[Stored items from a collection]

====

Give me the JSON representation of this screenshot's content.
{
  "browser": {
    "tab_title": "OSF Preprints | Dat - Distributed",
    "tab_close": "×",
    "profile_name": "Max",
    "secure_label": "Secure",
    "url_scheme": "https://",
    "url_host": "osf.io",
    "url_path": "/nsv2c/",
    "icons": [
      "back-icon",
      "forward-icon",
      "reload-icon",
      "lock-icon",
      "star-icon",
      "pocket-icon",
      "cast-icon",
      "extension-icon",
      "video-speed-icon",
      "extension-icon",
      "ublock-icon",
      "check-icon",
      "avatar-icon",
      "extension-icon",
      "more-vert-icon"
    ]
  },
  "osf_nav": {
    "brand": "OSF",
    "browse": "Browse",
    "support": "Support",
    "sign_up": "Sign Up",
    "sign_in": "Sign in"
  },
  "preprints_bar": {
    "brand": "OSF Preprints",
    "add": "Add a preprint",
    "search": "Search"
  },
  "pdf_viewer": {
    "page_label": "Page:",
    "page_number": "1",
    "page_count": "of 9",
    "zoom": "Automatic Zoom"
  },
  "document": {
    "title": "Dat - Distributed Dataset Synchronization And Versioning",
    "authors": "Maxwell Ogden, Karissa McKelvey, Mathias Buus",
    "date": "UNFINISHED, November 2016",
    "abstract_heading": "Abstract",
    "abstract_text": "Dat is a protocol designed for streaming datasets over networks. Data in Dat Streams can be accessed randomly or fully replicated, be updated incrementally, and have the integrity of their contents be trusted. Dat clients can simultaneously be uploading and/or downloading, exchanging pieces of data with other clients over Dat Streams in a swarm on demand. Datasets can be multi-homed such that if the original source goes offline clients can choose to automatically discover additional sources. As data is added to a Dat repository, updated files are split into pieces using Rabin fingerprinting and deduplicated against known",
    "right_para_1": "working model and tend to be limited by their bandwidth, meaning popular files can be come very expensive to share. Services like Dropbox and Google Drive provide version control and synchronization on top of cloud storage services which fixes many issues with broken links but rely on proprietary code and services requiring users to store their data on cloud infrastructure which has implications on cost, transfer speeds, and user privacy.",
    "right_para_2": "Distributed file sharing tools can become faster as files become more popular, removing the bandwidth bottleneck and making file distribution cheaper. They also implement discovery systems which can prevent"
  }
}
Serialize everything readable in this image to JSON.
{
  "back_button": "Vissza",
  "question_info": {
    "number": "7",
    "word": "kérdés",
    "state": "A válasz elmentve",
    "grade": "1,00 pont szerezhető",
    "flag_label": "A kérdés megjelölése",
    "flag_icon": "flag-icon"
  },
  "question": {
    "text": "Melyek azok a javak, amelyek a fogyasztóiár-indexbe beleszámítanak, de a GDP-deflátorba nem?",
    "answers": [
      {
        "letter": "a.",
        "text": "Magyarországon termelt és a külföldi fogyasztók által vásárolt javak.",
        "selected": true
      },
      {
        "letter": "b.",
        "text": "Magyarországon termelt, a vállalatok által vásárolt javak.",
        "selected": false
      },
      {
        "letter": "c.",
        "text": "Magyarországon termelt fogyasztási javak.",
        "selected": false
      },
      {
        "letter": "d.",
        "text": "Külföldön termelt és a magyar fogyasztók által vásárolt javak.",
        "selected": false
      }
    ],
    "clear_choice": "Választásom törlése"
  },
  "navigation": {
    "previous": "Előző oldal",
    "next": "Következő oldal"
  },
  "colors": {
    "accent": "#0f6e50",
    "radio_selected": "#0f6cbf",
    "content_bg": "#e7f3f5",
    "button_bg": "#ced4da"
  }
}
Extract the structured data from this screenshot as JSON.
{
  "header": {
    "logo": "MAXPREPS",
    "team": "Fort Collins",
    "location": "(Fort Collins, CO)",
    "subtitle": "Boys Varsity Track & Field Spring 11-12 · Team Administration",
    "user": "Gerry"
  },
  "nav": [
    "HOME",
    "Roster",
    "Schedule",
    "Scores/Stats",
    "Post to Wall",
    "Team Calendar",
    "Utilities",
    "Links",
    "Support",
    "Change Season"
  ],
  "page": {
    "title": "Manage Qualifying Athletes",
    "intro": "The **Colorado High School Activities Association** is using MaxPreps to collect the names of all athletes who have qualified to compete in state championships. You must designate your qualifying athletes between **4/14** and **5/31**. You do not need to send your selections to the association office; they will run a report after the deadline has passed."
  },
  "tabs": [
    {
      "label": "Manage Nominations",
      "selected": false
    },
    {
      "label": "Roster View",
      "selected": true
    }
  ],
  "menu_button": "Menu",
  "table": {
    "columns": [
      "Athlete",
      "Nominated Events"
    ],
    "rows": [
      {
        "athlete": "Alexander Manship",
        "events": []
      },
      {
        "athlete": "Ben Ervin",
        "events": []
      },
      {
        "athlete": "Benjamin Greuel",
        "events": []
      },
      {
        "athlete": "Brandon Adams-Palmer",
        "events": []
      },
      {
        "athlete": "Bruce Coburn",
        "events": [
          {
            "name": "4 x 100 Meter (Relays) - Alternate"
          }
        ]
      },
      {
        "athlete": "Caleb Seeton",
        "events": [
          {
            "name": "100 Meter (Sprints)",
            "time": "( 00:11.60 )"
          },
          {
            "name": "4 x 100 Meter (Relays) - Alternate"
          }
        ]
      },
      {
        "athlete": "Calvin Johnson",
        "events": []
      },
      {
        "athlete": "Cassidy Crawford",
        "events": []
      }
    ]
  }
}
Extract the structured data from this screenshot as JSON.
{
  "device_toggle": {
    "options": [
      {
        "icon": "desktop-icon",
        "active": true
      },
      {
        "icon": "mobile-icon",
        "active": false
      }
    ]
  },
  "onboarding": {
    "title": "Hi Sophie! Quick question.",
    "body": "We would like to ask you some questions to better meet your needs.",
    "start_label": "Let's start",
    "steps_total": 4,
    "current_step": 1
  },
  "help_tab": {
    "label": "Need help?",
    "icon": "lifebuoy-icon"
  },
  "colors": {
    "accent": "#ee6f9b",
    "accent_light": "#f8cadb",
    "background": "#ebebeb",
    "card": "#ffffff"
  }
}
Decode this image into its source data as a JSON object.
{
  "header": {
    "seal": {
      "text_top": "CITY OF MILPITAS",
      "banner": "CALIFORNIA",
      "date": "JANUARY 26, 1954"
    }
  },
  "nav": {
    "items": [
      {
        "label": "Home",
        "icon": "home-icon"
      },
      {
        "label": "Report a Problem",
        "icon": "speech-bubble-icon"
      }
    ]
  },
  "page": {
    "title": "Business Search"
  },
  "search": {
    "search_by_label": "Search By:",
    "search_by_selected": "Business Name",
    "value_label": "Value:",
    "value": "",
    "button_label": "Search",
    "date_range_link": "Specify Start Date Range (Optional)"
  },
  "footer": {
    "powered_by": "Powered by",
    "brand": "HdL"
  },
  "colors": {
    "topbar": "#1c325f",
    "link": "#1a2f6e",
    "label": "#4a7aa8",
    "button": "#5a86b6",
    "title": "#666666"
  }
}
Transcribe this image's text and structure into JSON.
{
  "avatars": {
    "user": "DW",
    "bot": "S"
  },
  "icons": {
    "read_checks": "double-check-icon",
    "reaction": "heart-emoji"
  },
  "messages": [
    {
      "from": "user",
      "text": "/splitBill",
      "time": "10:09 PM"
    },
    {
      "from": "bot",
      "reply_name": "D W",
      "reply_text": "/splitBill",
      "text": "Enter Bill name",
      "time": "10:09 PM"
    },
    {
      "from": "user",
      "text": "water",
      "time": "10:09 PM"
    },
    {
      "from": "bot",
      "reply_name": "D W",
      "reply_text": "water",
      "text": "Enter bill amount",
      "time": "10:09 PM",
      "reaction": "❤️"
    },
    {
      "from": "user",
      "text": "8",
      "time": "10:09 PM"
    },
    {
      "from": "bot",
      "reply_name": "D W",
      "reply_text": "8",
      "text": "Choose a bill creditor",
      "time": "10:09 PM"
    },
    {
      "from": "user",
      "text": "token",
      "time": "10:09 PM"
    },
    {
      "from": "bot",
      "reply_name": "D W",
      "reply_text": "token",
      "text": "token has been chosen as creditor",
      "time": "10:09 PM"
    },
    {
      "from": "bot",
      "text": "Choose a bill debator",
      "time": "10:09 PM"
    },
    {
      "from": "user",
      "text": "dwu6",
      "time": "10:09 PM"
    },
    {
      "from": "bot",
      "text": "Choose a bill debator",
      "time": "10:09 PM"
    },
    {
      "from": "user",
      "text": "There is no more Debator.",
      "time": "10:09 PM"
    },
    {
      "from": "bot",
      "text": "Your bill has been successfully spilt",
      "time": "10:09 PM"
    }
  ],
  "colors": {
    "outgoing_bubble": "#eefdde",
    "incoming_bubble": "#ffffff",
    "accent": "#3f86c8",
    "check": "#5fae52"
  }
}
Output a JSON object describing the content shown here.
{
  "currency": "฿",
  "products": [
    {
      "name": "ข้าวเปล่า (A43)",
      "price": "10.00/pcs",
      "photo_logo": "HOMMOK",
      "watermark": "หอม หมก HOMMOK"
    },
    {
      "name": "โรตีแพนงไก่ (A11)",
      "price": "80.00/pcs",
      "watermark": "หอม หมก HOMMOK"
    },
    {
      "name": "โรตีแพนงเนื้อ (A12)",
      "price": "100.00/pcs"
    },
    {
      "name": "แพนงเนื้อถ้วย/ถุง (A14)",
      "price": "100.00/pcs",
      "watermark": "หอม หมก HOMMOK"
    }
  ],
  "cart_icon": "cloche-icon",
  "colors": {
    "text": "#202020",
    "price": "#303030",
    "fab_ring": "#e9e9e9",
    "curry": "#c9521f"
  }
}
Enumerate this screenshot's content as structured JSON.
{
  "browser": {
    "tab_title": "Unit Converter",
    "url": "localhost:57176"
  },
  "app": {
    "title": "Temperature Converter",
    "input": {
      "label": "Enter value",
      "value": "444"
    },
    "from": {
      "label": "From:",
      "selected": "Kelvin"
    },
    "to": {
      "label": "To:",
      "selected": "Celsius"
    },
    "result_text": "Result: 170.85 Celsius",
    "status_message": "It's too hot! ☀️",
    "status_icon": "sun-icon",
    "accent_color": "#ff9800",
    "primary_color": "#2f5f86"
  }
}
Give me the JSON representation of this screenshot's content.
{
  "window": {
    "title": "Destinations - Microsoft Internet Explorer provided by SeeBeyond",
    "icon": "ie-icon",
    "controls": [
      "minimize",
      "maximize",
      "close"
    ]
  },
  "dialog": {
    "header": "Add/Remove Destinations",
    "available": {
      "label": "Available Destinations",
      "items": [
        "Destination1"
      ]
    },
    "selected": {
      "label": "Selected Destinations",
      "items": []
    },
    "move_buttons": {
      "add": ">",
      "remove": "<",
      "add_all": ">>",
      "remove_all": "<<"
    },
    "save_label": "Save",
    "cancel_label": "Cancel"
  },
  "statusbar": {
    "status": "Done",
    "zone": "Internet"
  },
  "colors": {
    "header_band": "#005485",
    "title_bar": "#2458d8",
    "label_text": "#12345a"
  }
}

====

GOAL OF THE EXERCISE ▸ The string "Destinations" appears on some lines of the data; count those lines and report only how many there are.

ANSWER TO THIS TASK ▸ 4